If you look up my hometown on the web, the first photos you will see of the town are of this courthouse. It’s not because the courthouse defines the town, or the county, or in any way represents the vibe of the town. It’s because it’s the nicest building in the town. It is stately, an historical and architectural landmark, and with its solid sandstone structure it tells the visitor that this is a town that takes pride in its history – even if the courthouse is one of the last historical buildings – in a town that was founded in 1803 – left standing.
I grew up in this town – back then, in the 60s-mid-70s – it was more politically liberal with a population about two or three times larger than it has now. There were two industrial mills that supported most of the families who lived here, Armco Steel and Pullman Standard. It was the closing of Pullman Standard in the early 80s that started the downward slide of the town. My graduation class had around a 1000 graduates, this year the high school sent off around 425 to their futures. It was a great place to grow up back then. It was also a great place to put into the rearview mirror after high school graduation.
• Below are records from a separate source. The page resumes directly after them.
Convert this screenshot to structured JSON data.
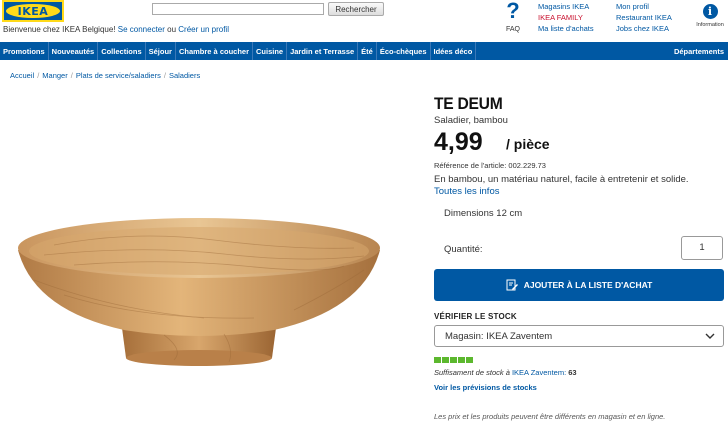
{
  "brand": {
    "logo_text": "IKEA",
    "primary_color": "#0058a3",
    "accent_color": "#ffda1a"
  },
  "header": {
    "welcome_text": "Bienvenue chez IKEA Belgique!",
    "login_link": "Se connecter",
    "or_text": "ou",
    "create_profile_link": "Créer un profil",
    "search_placeholder": "",
    "search_button": "Rechercher",
    "faq_label": "FAQ",
    "links_col1": [
      "Magasins IKEA",
      "IKEA FAMILY",
      "Ma liste d'achats"
    ],
    "links_col2": [
      "Mon profil",
      "Restaurant IKEA",
      "Jobs chez IKEA"
    ],
    "info_label": "Information"
  },
  "nav": {
    "items": [
      "Promotions",
      "Nouveautés",
      "Collections",
      "Séjour",
      "Chambre à coucher",
      "Cuisine",
      "Jardin et Terrasse",
      "Été",
      "Éco-chèques",
      "Idées déco"
    ],
    "right_item": "Départements"
  },
  "breadcrumb": [
    "Accueil",
    "Manger",
    "Plats de service/saladiers",
    "Saladiers"
  ],
  "product": {
    "name": "TE DEUM",
    "description": "Saladier, bambou",
    "price": "4,99",
    "unit": "/ pièce",
    "reference_label": "Référence de l'article:",
    "reference": "002.229.73",
    "material": "En bambou, un matériau naturel, facile à entretenir et solide.",
    "all_info_link": "Toutes les infos",
    "dimensions_label": "Dimensions",
    "dimensions_value": "12 cm",
    "image_icon": "wooden-bowl"
  },
  "purchase": {
    "quantity_label": "Quantité:",
    "quantity_value": "1",
    "add_button": "AJOUTER À LA LISTE D'ACHAT",
    "add_icon": "pencil-list-icon"
  },
  "stock": {
    "title": "VÉRIFIER LE STOCK",
    "store_select": "Magasin: IKEA Zaventem",
    "level_bars": 5,
    "level_color": "#5cb82e",
    "status_text": "Suffisament de stock à",
    "store_link": "IKEA Zaventem:",
    "count": "63",
    "forecast_link": "Voir les prévisions de stocks"
  },
  "footer": {
    "disclaimer": "Les prix et les produits peuvent être différents en magasin et en ligne."
  }
}
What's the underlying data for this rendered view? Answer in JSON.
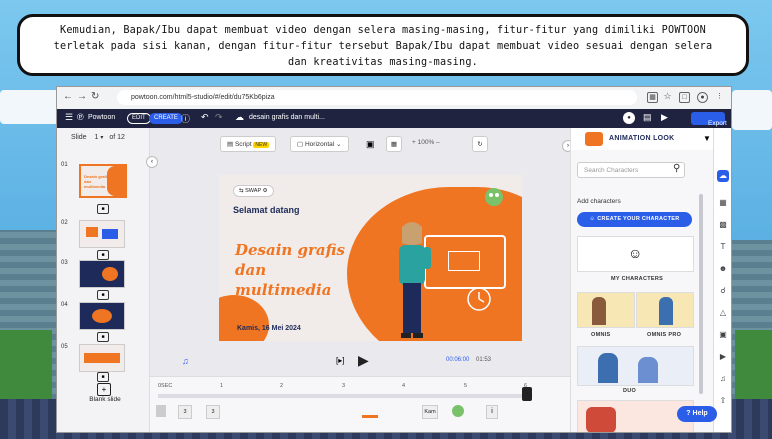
{
  "caption": {
    "line1": "Kemudian, Bapak/Ibu dapat membuat video dengan selera masing-masing, fitur-fitur yang dimiliki POWTOON",
    "line2": "terletak pada sisi kanan, dengan fitur-fitur tersebut Bapak/Ibu dapat membuat video sesuai dengan selera",
    "line3": "dan kreativitas masing-masing."
  },
  "browser": {
    "url": "powtoon.com/html5-studio/#/edit/du75Kb6piza"
  },
  "appbar": {
    "brand": "Powtoon",
    "mode_edit": "EDIT",
    "mode_create": "CREATE",
    "doc_title": "desain grafis dan multi...",
    "export_label": "Export"
  },
  "slides_panel": {
    "label": "Slide",
    "current": "1",
    "of_label": "of 12",
    "numbers": [
      "01",
      "02",
      "03",
      "04",
      "05"
    ],
    "thumb1_lines": [
      "Desain grafis",
      "dan",
      "multimedia"
    ],
    "blank_label": "Blank slide"
  },
  "toolbar": {
    "script_label": "Script",
    "new_badge": "NEW",
    "orientation": "Horizontal",
    "zoom": "100%"
  },
  "slide": {
    "swap_label": "SWAP",
    "greeting": "Selamat datang",
    "title_line1": "Desain grafis",
    "title_line2": "dan",
    "title_line3": "multimedia",
    "date": "Kamis, 16 Mei 2024"
  },
  "player": {
    "time_current": "00:06:00",
    "time_total": "01:53"
  },
  "timeline": {
    "ticks": [
      "0SEC",
      "1",
      "2",
      "3",
      "4",
      "5",
      "6"
    ],
    "labels": [
      "3",
      "3",
      "Kam"
    ]
  },
  "right_panel": {
    "title": "ANIMATION LOOK",
    "search_placeholder": "Search Characters",
    "add_characters": "Add characters",
    "create_button": "CREATE YOUR CHARACTER",
    "my_characters": "MY CHARACTERS",
    "omnis": "OMNIS",
    "omnis_pro": "OMNIS PRO",
    "duo": "DUO",
    "help": "Help"
  },
  "colors": {
    "accent_orange": "#f07522",
    "brand_blue": "#2b5ee8",
    "navy": "#1e2a5a",
    "appbar": "#1f2340"
  }
}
As a kid, we were given thought experiments, conjuring up images of what our town might look like in the far future of next century – the century we are in now. I always pictured the town to be the same, but better. Shinier. I always thought that the town would progress with science and technology, move along into our Jetsons and Star Trek future. I thought that in the very least, it would be a suburb of Pittsburgh, or at least a commuter town. That maybe the old Woolworths, with its lunch counter, would transform into a modern stylish shopping establishment with multiple floors added onto it, instead of the asphalt parking lot it became. But it’s now 2022 and there is no sign of that future here. Butler is still a country bumpkin, speckled with drug addicts and empty store fronts.
I spent a couple of days exploring the old Main Street while I was back home on family business. It has probably been almost thirty years since I spent any real time here. As I repeated many of my steps that I took as a kid, trying to remember what this or that empty storefront used to be, and being surprised at the number of stores that were still in business – like the Book Nook, Cummings, where we used to go for real cherry cokes, the Penn Theater that no one has the stamina to reopen or the heart to tear down, and Miller’s Shoes – I wondered if the town ever was what I remembered it to be. Crowded on weekends with shoppers by day, and cars cruising Main Street by night. Hot summer nights hanging out in front of The Hut, waiting for friends to show up, or going to the Tuesday night neighborhood nights held at the town’s neighborhood elementary school playgrounds. It was a life full of friends and family, some who still live here.
I still have hope the town will pull itself up by its bootstraps and make something of itself. Because I’m an outsider now, that’s very condescending of me to say. It’s a valid observation though. It is what it is.